If an entry holds a picture, drop the picture and restate the rest word for word.

======

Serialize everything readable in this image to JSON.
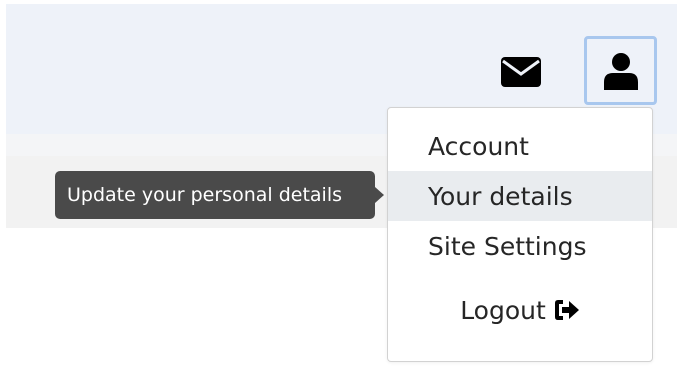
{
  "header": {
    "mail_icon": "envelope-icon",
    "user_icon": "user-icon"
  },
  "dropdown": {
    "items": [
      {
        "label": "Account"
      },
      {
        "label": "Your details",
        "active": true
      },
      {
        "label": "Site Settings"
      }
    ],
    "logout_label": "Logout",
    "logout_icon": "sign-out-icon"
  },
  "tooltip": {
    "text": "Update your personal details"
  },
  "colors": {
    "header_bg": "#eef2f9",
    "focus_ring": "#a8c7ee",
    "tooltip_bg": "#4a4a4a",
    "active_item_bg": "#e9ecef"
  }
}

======

• [Exercise output]
Serialize everything readable in this image to JSON.
{
  "header": {
    "mail_icon": "envelope-icon",
    "user_icon": "user-icon"
  },
  "dropdown": {
    "items": [
      {
        "label": "Account"
      },
      {
        "label": "Your details",
        "active": true
      },
      {
        "label": "Site Settings"
      }
    ],
    "logout_label": "Logout",
    "logout_icon": "sign-out-icon"
  },
  "tooltip": {
    "text": "Update your personal details"
  },
  "colors": {
    "header_bg": "#eef2f9",
    "focus_ring": "#a8c7ee",
    "tooltip_bg": "#4a4a4a",
    "active_item_bg": "#e9ecef"
  }
}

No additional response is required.